**What is expected**
Return each of the entries below word for word.

Dataset rows describing interfaces
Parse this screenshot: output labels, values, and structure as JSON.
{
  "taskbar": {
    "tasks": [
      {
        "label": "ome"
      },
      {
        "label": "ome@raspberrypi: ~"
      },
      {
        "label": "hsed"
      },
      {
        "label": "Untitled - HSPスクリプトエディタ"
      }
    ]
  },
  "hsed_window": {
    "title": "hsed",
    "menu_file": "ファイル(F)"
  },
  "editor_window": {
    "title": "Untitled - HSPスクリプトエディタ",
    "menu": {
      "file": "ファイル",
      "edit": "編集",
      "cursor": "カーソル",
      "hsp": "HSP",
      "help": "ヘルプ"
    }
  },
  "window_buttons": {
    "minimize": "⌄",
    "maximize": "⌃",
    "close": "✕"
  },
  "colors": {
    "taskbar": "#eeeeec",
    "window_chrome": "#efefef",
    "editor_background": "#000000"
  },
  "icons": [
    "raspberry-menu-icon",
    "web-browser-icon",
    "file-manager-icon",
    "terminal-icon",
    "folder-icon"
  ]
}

**The completed task**
Parse this screenshot: output labels, values, and structure as JSON.
{
  "taskbar": {
    "tasks": [
      {
        "label": "ome"
      },
      {
        "label": "ome@raspberrypi: ~"
      },
      {
        "label": "hsed"
      },
      {
        "label": "Untitled - HSPスクリプトエディタ"
      }
    ]
  },
  "hsed_window": {
    "title": "hsed",
    "menu_file": "ファイル(F)"
  },
  "editor_window": {
    "title": "Untitled - HSPスクリプトエディタ",
    "menu": {
      "file": "ファイル",
      "edit": "編集",
      "cursor": "カーソル",
      "hsp": "HSP",
      "help": "ヘルプ"
    }
  },
  "window_buttons": {
    "minimize": "⌄",
    "maximize": "⌃",
    "close": "✕"
  },
  "colors": {
    "taskbar": "#eeeeec",
    "window_chrome": "#efefef",
    "editor_background": "#000000"
  },
  "icons": [
    "raspberry-menu-icon",
    "web-browser-icon",
    "file-manager-icon",
    "terminal-icon",
    "folder-icon"
  ]
}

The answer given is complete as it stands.